April 2017 review by Carol Schramm.
Hirst, Daisy. Alphonse, That Is Not OK to Do. Candlewick Press, 2016, $15.99. ISBN: 0763681032. 40 pages. Picture book. Ages 2-5 years. P3 Q2
Natalie doesn’t always get along with her little brother Alphonse. On this particular day, nothing is going right and Alphonse is on her nerves. When Natalie lets her anger get the best of her, she is mean to Alphonse. In the end, the siblings make up and Natalie realizes how fun it can be to have a little brother.
Verdict: This book could be used in a preschool setting to teach about getting along with siblings. The story line is lacking, and children older than 3 may lose interest. The price of the book seems a bit expensive for the quality of the story and the awkward phrasing that is used.
December 2016 review by Victoria Harris.
[Editor’s note: Very simple brightly colored illustrations add interest to the story of sister and brother monsters who squabble when the younger brother damages a book and then make up.]
Boelts, Maribeth. A Bike Like Sergio’s. Illustrated Noah Z. Jones. Candlewick Press, 2016. $15.99. ISBN 978-0-7636-6649-1. 40 pages. Age 5-8. P8 Q8
Ruben wants a bike, but his parents do not have a lot of money. Sergio has a nice bike and encourages Ruben to get one like his. Ruben finds $100.00 on the ground at the store. He knows who the money belongs to. When he thinks he lost the money, he feels how the lady who lost the money must feel. He returns the money and feels better. The story is realistic that it ends with Ruben feeling good, but he still does not get the bike. Illustrations were done in watercolor, pencils and ink and assembled digitally.
Verdict: This book stimulates conversations around honesty and empathy. I recommend it for classroom libraries to emphasize character building.
December 2016 review by Tami Harris.
Griffin, N. Smashie McPerter and the Mystery of the Missing Goop. (Smashie McPerter series, #2) Illustrated by Kate Hindley. Candlewick Press, 2016. $15.99. ISBN 9780763685355. 297 pages. Age 7-10. P6 Q7
Smashie and her best friend Dontel find out that their class is going to perform in a talent show. Smashie wants to sing, but since she does not sing well, her teacher does not want her to. In the process of creating the talent show, a jar of hair goop disappears. Smashie and Dontel decide to solve the mystery of where the hair goop went. The book takes many twists and turns. By the end of the book, Smashie and Dontel solve the mystery and the talent show is a success. The cover to the book is colorful and intriguing, which made me want to read the book. The book has black and white line drawings. The book also includes codes which are fun for readers to figure out.
Verdict: The story moved slowly, so I had a hard time staying interested in the book until the last third when the mystery was being solved. I liked the play on words, with Herr and hair. Even though it moves slowly, it would still be a good book for an elementary school library.

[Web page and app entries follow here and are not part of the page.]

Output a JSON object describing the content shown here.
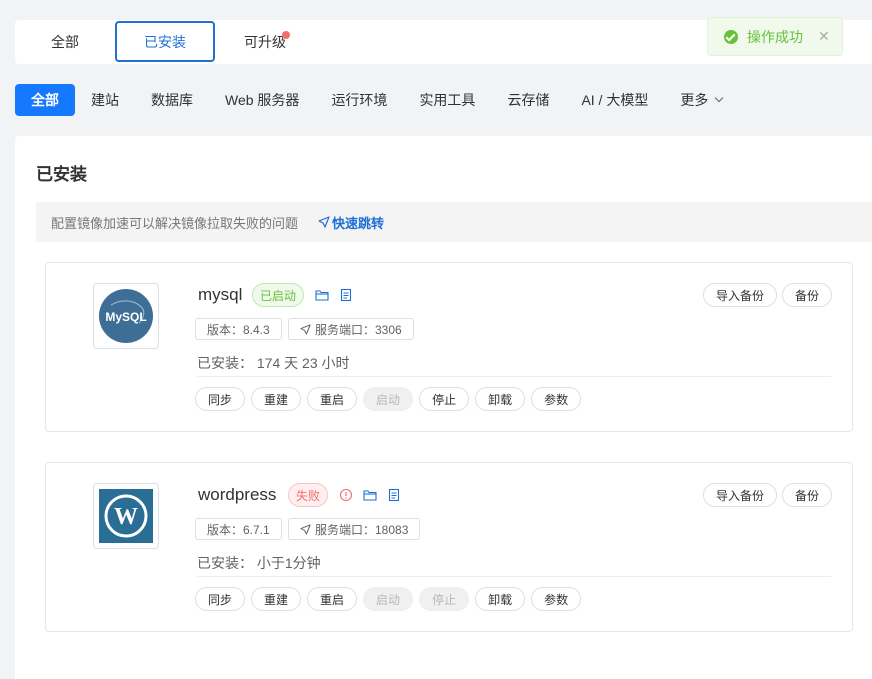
{
  "top_tabs": [
    {
      "label": "全部"
    },
    {
      "label": "已安装"
    },
    {
      "label": "可升级"
    }
  ],
  "toast": {
    "message": "操作成功"
  },
  "categories": [
    {
      "label": "全部"
    },
    {
      "label": "建站"
    },
    {
      "label": "数据库"
    },
    {
      "label": "Web 服务器"
    },
    {
      "label": "运行环境"
    },
    {
      "label": "实用工具"
    },
    {
      "label": "云存储"
    },
    {
      "label": "AI / 大模型"
    },
    {
      "label": "更多"
    }
  ],
  "panel": {
    "title": "已安装",
    "notice_text": "配置镜像加速可以解决镜像拉取失败的问题",
    "notice_link": "快速跳转"
  },
  "apps": [
    {
      "name": "mysql",
      "logo_text": "MySQL",
      "status": "已启动",
      "version": "版本：8.4.3",
      "port": "服务端口：3306",
      "installed": "已安装：  174 天 23 小时",
      "actions": [
        "同步",
        "重建",
        "重启",
        "启动",
        "停止",
        "卸载",
        "参数"
      ],
      "right_actions": [
        "导入备份",
        "备份"
      ]
    },
    {
      "name": "wordpress",
      "logo_text": "W",
      "status": "失败",
      "version": "版本：6.7.1",
      "port": "服务端口：18083",
      "installed": "已安装：  小于1分钟",
      "actions": [
        "同步",
        "重建",
        "重启",
        "启动",
        "停止",
        "卸载",
        "参数"
      ],
      "right_actions": [
        "导入备份",
        "备份"
      ]
    }
  ],
  "colors": {
    "primary": "#1677ff",
    "success": "#67c23a",
    "danger": "#f56c6c"
  }
}
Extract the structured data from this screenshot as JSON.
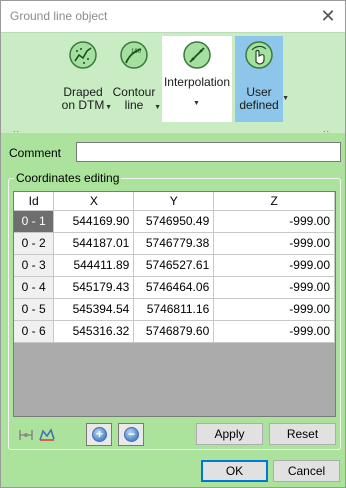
{
  "window": {
    "title": "Ground line object"
  },
  "ribbon": {
    "buttons": [
      {
        "label_line1": "Draped",
        "label_line2": "on DTM",
        "icon": "draped-icon"
      },
      {
        "label_line1": "Contour",
        "label_line2": "line",
        "icon": "contour-icon"
      },
      {
        "label_line1": "Interpolation",
        "label_line2": "",
        "icon": "interpolation-icon"
      },
      {
        "label_line1": "User",
        "label_line2": "defined",
        "icon": "user-defined-icon"
      }
    ]
  },
  "comment": {
    "label": "Comment",
    "value": ""
  },
  "coordinates": {
    "group_label": "Coordinates editing",
    "columns": [
      "Id",
      "X",
      "Y",
      "Z"
    ],
    "rows": [
      [
        "0 - 1",
        "544169.90",
        "5746950.49",
        "-999.00"
      ],
      [
        "0 - 2",
        "544187.01",
        "5746779.38",
        "-999.00"
      ],
      [
        "0 - 3",
        "544411.89",
        "5746527.61",
        "-999.00"
      ],
      [
        "0 - 4",
        "545179.43",
        "5746464.06",
        "-999.00"
      ],
      [
        "0 - 5",
        "545394.54",
        "5746811.16",
        "-999.00"
      ],
      [
        "0 - 6",
        "545316.32",
        "5746879.60",
        "-999.00"
      ]
    ],
    "selected_row": 0
  },
  "actions": {
    "apply_label": "Apply",
    "reset_label": "Reset",
    "add_symbol": "+",
    "remove_symbol": "−"
  },
  "footer": {
    "ok_label": "OK",
    "cancel_label": "Cancel"
  },
  "colors": {
    "ribbon_bg": "#c9ecc4",
    "main_bg": "#abe29c",
    "selected_button_bg": "#8dc6ea",
    "grid_bg": "#ababab"
  }
}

December 2016 review by Tami Harris.
Browne, Anthony. Frida and Bear play the shape game! Illustrated by Hanne Bartholin and Anthony Browne. Candlewick Press, 2016. Unpaged. $15.99. ISBN 9780763678371. Ages 4-7. P7Q7
Frida the elephant and Bear enjoy drawing together. When Bear cannot think of anything new to draw, he and Frida come up with the shape game: one draws a shape and the other turns it into a picture. The story itself is rather thin, but as an introduction to a fun drawing game, this is excellent. Illustrations from two artists highlight the difference between the drawings of the two characters.
Verdict: Give this to your favorite art teacher or share it with children on a rainy Sunday. Recommended for kindergarten, elementary and public libraries.
November 2016 review by Jane Cothron.